### What is expected
Which lines in the records below contain the word "classes"? Copy each one out.
[Opening Input records section]
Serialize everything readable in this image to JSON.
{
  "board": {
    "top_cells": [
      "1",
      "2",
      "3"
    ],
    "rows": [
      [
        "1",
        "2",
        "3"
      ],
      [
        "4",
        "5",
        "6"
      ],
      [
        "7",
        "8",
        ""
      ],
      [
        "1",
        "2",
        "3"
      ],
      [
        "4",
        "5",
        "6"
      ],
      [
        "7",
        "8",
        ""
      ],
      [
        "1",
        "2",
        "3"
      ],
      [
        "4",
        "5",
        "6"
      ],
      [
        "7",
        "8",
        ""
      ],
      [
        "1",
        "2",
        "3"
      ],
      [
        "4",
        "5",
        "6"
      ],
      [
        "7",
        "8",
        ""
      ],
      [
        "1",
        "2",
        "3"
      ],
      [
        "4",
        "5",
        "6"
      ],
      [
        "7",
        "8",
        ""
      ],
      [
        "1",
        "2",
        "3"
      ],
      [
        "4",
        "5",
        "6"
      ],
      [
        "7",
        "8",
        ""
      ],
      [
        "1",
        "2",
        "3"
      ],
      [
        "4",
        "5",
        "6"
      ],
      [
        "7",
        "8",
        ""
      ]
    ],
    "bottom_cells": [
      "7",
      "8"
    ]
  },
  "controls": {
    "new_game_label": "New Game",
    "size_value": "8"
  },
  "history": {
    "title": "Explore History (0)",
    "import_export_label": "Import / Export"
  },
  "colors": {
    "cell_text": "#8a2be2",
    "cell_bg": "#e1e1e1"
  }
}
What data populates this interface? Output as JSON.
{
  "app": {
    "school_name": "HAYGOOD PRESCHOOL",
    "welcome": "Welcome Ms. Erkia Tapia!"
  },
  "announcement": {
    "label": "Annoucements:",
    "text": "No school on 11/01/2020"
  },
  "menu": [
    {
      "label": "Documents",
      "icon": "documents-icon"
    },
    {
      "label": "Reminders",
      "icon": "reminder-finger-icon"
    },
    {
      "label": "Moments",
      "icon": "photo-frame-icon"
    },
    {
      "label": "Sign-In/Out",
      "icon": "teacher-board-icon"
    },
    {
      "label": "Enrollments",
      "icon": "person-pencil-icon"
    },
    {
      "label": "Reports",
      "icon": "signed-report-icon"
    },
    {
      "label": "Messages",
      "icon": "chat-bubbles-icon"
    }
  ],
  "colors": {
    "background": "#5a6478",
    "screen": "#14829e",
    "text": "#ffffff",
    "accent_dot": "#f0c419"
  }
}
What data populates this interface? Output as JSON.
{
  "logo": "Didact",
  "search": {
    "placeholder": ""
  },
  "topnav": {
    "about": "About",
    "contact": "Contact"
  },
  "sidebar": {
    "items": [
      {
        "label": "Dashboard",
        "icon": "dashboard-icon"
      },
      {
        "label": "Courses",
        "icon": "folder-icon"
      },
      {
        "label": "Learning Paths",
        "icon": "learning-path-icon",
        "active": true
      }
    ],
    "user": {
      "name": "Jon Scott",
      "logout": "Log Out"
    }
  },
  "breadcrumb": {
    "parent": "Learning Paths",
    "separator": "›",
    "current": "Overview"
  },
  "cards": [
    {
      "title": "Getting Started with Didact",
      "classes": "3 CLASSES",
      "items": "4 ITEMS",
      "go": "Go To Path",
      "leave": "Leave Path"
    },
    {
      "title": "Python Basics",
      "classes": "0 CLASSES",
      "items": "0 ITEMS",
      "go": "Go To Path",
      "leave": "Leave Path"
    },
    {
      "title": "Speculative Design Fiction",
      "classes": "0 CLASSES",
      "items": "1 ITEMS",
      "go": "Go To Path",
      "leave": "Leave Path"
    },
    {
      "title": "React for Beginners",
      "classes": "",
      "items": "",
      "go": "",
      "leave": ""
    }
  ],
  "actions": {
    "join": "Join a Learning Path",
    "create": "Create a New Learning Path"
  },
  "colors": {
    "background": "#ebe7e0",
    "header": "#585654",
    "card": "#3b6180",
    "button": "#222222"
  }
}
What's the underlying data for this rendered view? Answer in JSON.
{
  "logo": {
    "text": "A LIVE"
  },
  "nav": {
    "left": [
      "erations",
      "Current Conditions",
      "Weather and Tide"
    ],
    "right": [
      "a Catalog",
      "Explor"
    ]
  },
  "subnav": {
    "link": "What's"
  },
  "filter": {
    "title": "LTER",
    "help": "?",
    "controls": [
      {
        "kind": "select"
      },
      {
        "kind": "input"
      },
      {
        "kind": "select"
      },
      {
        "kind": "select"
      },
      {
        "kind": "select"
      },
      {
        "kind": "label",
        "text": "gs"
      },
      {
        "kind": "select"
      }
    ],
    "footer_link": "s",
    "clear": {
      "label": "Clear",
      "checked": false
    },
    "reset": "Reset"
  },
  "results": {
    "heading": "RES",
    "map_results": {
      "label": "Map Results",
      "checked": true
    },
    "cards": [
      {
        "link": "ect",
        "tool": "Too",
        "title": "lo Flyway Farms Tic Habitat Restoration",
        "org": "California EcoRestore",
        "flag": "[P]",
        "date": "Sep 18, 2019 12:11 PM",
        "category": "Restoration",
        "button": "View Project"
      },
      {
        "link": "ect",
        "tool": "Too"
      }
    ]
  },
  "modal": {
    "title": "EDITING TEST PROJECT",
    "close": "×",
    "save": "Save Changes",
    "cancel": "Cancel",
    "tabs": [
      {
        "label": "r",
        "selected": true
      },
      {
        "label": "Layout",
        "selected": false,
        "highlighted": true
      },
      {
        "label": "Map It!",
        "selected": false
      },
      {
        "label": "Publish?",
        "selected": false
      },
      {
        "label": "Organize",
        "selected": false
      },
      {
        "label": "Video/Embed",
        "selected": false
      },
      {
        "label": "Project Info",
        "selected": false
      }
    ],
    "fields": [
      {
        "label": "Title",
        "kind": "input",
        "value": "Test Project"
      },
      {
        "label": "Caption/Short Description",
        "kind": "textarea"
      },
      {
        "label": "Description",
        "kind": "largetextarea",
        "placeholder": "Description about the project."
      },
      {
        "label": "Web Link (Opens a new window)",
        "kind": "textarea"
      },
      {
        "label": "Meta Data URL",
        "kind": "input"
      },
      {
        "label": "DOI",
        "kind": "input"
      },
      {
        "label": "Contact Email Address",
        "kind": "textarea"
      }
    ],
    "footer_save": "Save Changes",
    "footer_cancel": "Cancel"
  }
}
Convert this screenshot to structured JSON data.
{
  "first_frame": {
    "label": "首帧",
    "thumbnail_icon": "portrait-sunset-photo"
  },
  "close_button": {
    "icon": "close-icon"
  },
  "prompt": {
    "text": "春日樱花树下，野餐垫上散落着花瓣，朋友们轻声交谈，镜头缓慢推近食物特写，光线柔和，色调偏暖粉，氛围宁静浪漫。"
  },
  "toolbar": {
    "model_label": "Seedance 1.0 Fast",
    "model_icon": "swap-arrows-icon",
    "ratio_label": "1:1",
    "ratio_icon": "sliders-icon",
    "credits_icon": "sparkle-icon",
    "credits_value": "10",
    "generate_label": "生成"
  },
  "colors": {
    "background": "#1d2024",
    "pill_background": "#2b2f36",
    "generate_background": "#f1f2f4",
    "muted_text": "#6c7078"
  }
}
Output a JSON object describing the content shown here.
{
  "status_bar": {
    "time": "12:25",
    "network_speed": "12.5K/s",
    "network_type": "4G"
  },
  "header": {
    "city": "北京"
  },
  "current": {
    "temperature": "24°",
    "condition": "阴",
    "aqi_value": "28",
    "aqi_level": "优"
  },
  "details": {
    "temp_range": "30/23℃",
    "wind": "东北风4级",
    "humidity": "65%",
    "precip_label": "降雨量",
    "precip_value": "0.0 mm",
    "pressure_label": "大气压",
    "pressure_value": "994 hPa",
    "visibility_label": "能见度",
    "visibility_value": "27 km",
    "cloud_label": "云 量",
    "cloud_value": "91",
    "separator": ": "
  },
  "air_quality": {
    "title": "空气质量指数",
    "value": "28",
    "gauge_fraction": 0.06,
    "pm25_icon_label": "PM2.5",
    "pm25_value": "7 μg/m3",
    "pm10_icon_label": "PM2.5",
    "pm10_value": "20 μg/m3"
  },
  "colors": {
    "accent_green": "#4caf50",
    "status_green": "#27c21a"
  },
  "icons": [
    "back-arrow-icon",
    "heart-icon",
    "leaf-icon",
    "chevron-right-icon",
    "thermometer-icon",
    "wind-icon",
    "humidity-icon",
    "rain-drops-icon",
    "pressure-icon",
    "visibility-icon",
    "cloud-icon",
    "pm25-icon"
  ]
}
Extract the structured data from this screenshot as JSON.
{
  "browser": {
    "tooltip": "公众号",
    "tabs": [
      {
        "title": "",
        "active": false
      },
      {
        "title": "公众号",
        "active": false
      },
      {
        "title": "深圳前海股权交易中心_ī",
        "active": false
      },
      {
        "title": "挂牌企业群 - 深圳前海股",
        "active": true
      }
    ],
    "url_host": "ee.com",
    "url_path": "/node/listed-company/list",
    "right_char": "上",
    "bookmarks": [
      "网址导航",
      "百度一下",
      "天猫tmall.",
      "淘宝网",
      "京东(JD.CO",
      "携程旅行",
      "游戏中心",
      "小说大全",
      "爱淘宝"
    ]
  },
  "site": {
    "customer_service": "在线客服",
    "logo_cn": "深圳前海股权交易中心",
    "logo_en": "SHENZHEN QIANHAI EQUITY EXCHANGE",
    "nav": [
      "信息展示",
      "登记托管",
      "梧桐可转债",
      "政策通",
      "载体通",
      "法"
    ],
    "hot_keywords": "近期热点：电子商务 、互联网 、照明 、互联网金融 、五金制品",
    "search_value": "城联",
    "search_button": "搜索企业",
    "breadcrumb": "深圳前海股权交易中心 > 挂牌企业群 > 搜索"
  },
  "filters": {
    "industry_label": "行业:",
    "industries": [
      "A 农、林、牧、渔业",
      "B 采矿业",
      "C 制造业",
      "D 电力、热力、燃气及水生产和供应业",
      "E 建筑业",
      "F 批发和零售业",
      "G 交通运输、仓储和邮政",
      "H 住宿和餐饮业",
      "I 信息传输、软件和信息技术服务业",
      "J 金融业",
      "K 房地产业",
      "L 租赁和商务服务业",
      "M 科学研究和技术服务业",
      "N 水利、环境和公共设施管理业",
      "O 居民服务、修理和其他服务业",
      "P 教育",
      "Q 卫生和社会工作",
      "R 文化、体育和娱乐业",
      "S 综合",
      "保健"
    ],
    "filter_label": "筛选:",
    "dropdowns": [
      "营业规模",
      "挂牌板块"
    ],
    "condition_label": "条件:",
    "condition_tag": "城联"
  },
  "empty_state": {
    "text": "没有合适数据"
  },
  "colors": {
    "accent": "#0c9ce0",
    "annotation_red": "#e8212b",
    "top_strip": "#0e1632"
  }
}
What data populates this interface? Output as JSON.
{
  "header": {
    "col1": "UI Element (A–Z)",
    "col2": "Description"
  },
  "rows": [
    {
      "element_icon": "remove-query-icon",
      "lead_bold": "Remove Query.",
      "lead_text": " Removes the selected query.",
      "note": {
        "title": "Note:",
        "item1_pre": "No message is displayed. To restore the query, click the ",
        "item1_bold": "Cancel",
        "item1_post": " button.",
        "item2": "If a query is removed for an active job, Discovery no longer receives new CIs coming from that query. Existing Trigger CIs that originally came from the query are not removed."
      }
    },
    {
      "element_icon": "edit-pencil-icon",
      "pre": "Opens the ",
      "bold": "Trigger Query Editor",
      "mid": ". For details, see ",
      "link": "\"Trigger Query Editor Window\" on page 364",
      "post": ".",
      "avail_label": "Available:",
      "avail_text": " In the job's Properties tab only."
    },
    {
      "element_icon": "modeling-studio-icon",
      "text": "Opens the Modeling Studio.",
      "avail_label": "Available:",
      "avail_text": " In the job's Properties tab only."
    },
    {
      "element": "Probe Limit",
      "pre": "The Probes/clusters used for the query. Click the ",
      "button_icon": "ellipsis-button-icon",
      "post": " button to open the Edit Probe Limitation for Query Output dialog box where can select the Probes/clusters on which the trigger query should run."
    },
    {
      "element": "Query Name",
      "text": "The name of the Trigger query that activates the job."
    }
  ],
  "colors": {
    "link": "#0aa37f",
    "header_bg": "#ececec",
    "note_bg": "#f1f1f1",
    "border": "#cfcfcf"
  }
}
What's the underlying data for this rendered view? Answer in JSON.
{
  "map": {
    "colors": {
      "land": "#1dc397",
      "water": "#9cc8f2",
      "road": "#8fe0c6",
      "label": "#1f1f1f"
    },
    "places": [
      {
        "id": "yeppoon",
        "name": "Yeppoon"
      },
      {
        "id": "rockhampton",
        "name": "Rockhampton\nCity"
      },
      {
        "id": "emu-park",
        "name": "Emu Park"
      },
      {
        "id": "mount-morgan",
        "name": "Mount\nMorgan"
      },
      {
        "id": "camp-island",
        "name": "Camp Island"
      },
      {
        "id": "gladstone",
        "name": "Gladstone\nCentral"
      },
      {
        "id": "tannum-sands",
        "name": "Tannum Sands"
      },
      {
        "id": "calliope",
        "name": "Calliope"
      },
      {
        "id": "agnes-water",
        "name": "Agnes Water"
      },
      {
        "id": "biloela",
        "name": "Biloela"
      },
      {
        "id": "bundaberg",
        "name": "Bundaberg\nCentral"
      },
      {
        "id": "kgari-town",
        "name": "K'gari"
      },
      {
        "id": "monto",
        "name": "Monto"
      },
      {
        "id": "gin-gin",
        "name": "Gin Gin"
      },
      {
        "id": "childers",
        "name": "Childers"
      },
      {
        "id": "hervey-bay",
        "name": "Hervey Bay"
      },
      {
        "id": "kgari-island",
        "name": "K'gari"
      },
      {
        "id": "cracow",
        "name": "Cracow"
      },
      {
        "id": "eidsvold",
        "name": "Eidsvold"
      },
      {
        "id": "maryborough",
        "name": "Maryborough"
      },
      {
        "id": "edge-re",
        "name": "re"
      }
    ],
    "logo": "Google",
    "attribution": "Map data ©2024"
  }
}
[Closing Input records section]
### Response area
      "classes": "3 CLASSES",
      "classes": "0 CLASSES",
      "classes": "0 CLASSES",
      "classes": "",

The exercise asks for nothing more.